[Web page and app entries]

╔══

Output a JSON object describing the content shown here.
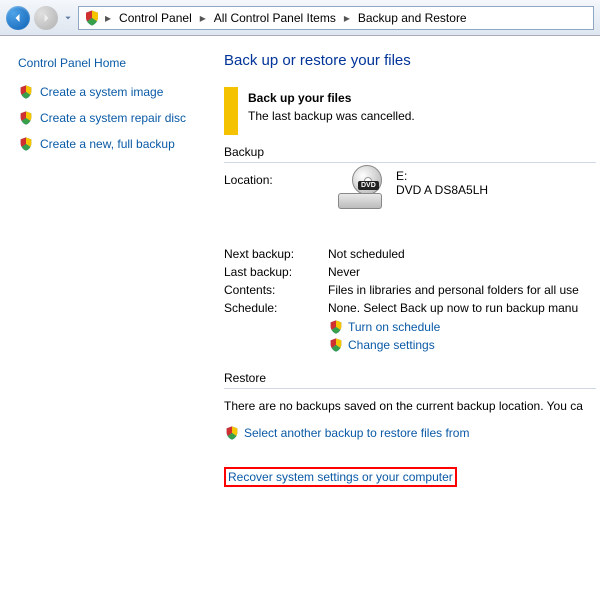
{
  "breadcrumb": {
    "a": "Control Panel",
    "b": "All Control Panel Items",
    "c": "Backup and Restore"
  },
  "sidebar": {
    "home": "Control Panel Home",
    "items": [
      {
        "label": "Create a system image"
      },
      {
        "label": "Create a system repair disc"
      },
      {
        "label": "Create a new, full backup"
      }
    ]
  },
  "main": {
    "title": "Back up or restore your files",
    "alert_head": "Back up your files",
    "alert_msg": "The last backup was cancelled.",
    "section_backup": "Backup",
    "loc_label": "Location:",
    "loc_line1": "E:",
    "loc_line2": "DVD A  DS8A5LH",
    "next_label": "Next backup:",
    "next_val": "Not scheduled",
    "last_label": "Last backup:",
    "last_val": "Never",
    "contents_label": "Contents:",
    "contents_val": "Files in libraries and personal folders for all use",
    "sched_label": "Schedule:",
    "sched_val": "None. Select Back up now to run backup manu",
    "turn_on": "Turn on schedule",
    "change": "Change settings",
    "section_restore": "Restore",
    "restore_msg": "There are no backups saved on the current backup location. You ca",
    "select_another": "Select another backup to restore files from",
    "recover": "Recover system settings or your computer"
  }
}
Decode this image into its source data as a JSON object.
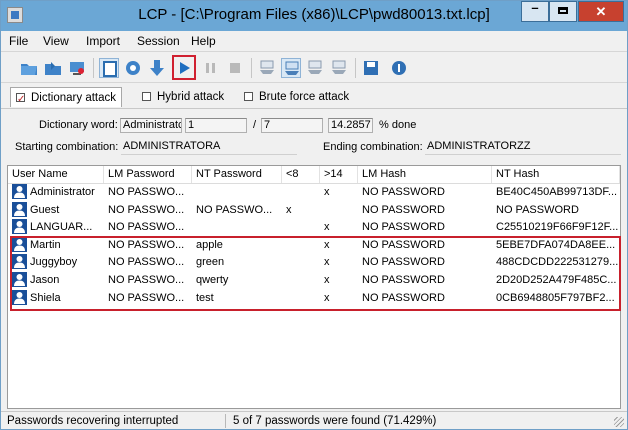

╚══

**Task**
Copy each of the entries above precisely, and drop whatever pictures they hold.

**Exercise answer**
Output a JSON object describing the content shown here.
{
  "breadcrumb": {
    "a": "Control Panel",
    "b": "All Control Panel Items",
    "c": "Backup and Restore"
  },
  "sidebar": {
    "home": "Control Panel Home",
    "items": [
      {
        "label": "Create a system image"
      },
      {
        "label": "Create a system repair disc"
      },
      {
        "label": "Create a new, full backup"
      }
    ]
  },
  "main": {
    "title": "Back up or restore your files",
    "alert_head": "Back up your files",
    "alert_msg": "The last backup was cancelled.",
    "section_backup": "Backup",
    "loc_label": "Location:",
    "loc_line1": "E:",
    "loc_line2": "DVD A  DS8A5LH",
    "next_label": "Next backup:",
    "next_val": "Not scheduled",
    "last_label": "Last backup:",
    "last_val": "Never",
    "contents_label": "Contents:",
    "contents_val": "Files in libraries and personal folders for all use",
    "sched_label": "Schedule:",
    "sched_val": "None. Select Back up now to run backup manu",
    "turn_on": "Turn on schedule",
    "change": "Change settings",
    "section_restore": "Restore",
    "restore_msg": "There are no backups saved on the current backup location. You ca",
    "select_another": "Select another backup to restore files from",
    "recover": "Recover system settings or your computer"
  }
}
Decode this image into its source data as a JSON object.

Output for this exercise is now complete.